TASK REQUIREMENTS: All entries need to be written out again exactly, without their pictures.

Page and application data records:
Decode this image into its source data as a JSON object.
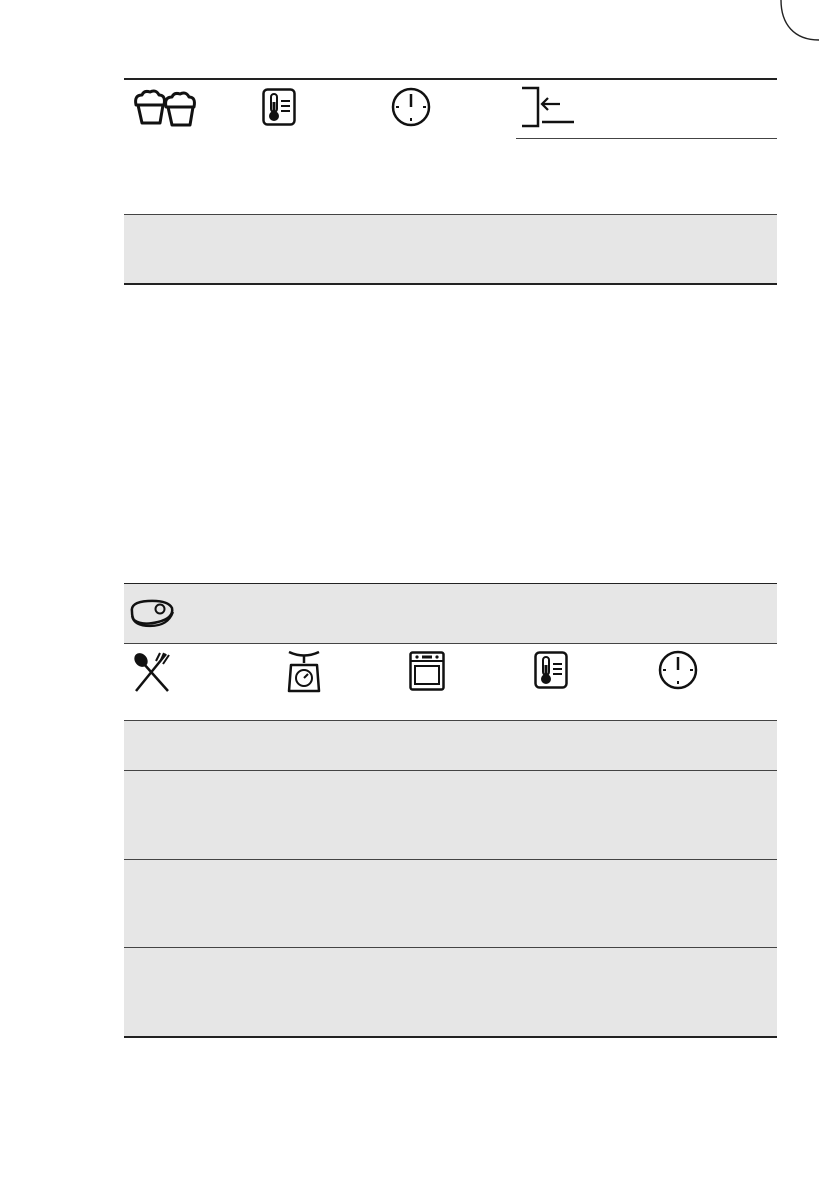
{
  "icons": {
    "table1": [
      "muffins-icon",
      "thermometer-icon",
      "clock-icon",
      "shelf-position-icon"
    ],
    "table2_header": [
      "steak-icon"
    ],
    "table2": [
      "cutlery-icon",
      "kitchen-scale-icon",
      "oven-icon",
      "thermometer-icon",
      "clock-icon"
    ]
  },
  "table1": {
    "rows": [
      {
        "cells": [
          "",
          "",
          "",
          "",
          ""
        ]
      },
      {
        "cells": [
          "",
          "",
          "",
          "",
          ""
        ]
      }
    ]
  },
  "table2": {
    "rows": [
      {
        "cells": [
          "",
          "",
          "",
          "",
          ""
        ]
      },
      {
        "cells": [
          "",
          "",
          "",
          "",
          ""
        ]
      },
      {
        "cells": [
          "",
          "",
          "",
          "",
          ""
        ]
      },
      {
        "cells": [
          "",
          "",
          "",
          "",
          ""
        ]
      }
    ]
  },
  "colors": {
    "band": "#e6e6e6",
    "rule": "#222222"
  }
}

ANSWER BOX:
Decode this image into its source data as a JSON object.
{
  "icons": {
    "table1": [
      "muffins-icon",
      "thermometer-icon",
      "clock-icon",
      "shelf-position-icon"
    ],
    "table2_header": [
      "steak-icon"
    ],
    "table2": [
      "cutlery-icon",
      "kitchen-scale-icon",
      "oven-icon",
      "thermometer-icon",
      "clock-icon"
    ]
  },
  "table1": {
    "rows": [
      {
        "cells": [
          "",
          "",
          "",
          "",
          ""
        ]
      },
      {
        "cells": [
          "",
          "",
          "",
          "",
          ""
        ]
      }
    ]
  },
  "table2": {
    "rows": [
      {
        "cells": [
          "",
          "",
          "",
          "",
          ""
        ]
      },
      {
        "cells": [
          "",
          "",
          "",
          "",
          ""
        ]
      },
      {
        "cells": [
          "",
          "",
          "",
          "",
          ""
        ]
      },
      {
        "cells": [
          "",
          "",
          "",
          "",
          ""
        ]
      }
    ]
  },
  "colors": {
    "band": "#e6e6e6",
    "rule": "#222222"
  }
}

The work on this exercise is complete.